Its report, Women on the Boards of Britain's Top 200 Companies, shows that there are only 11 executive directors in this group, with just one - Ann Iverson, managing director of Mothercare - holding the most senior job in the company. A number of others, for example Rosemary Thorne, finance director of J Sainsbury, are the first women to sit on the boards of their companies.
Small as the number is, it represents a better performance than was revealed in the last Ashridge survey, in 1989. Then, 21 of the top 200 companies had women on their boards, compared with 49 now.
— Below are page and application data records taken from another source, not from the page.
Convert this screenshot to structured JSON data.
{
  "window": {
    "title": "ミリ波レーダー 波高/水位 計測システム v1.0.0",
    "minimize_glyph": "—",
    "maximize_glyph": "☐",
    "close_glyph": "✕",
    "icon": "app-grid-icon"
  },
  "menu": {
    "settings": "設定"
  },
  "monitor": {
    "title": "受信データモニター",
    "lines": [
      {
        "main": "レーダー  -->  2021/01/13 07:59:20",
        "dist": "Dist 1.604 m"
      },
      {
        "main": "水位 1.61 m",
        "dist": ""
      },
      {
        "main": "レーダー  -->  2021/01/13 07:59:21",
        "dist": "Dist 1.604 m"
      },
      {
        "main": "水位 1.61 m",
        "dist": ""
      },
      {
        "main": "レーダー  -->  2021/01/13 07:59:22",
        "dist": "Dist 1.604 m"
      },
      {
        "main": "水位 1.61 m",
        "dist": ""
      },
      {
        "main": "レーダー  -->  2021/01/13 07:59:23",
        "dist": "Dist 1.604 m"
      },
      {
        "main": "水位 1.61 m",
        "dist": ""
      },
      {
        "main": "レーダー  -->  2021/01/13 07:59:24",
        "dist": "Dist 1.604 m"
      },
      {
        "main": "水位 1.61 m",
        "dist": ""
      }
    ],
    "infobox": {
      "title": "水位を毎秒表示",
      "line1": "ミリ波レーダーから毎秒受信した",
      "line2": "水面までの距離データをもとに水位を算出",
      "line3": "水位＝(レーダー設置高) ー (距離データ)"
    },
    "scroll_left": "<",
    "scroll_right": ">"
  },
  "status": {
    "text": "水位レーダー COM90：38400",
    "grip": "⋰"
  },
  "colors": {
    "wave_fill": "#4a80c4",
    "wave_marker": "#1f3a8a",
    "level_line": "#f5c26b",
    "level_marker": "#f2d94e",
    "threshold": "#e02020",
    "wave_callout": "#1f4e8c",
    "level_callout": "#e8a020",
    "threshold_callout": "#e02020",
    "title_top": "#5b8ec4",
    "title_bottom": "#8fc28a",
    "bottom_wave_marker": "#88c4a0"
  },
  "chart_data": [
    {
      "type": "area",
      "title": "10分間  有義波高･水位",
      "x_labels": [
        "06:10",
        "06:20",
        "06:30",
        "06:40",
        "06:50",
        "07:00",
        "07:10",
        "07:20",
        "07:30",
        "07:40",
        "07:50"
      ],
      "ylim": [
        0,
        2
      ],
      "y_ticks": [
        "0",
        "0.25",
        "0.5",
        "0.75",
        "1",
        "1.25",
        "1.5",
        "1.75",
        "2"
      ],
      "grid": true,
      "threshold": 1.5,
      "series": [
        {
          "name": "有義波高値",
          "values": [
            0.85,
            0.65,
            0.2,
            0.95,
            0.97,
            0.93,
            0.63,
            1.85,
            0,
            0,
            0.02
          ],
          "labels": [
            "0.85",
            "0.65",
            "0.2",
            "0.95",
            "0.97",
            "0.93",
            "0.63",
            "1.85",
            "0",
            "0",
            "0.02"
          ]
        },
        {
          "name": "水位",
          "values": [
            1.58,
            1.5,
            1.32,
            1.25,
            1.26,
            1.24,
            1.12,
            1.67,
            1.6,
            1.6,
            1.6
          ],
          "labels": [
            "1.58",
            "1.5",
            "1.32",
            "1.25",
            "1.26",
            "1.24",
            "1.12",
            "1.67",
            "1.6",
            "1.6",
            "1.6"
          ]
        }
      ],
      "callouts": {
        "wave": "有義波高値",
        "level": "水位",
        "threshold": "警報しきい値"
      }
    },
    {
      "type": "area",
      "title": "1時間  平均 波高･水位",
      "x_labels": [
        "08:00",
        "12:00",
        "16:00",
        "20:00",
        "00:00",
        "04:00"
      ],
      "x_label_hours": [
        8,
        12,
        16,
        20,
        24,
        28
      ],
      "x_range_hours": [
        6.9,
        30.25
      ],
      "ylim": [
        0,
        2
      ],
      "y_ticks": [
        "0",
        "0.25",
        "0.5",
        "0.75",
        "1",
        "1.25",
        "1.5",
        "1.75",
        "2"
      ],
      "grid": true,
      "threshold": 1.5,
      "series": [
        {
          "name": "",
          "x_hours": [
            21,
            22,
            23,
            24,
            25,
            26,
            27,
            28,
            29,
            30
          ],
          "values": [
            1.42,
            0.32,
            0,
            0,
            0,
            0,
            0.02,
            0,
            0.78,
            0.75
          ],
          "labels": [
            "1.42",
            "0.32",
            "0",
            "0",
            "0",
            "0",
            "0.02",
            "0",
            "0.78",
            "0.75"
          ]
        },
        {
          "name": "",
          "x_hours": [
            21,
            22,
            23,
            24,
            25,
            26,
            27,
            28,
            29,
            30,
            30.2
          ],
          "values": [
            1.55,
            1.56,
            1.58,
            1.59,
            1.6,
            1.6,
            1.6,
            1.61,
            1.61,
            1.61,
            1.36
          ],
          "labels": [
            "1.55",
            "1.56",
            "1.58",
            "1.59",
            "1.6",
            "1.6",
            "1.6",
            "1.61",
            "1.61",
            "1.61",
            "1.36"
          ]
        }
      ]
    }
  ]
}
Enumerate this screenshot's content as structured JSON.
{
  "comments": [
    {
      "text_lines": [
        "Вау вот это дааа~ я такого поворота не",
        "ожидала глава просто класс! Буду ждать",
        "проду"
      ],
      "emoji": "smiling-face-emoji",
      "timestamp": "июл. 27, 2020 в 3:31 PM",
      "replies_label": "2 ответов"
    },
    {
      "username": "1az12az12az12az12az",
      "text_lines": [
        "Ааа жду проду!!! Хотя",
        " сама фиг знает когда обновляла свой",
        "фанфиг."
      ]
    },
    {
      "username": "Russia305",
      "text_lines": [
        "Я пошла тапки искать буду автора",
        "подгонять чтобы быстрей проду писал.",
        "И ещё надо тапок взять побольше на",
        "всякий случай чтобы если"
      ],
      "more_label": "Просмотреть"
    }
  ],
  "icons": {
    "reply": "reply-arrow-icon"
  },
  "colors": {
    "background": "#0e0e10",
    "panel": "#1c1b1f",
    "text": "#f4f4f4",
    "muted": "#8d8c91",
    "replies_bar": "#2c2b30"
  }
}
The profile of the average woman board member has also changed. Previously she would typically have been educated abroad or at Oxbridge, have a family link to the company or a title and have worked in local government or the voluntary sector. Now, she is younger, less likely to have a traditional education, and brings specialist business experience.
The total also suggests a better performance by the Ashridge companies than other data indicate to be the case elsewhere. The authors, Viki Holton, Jan Rabbetts and Sean Scrivener, feel this is a result of the involvement of many of the companies in the Opportunity 2000 campaign aiming to put more women into senior positions.Reuse content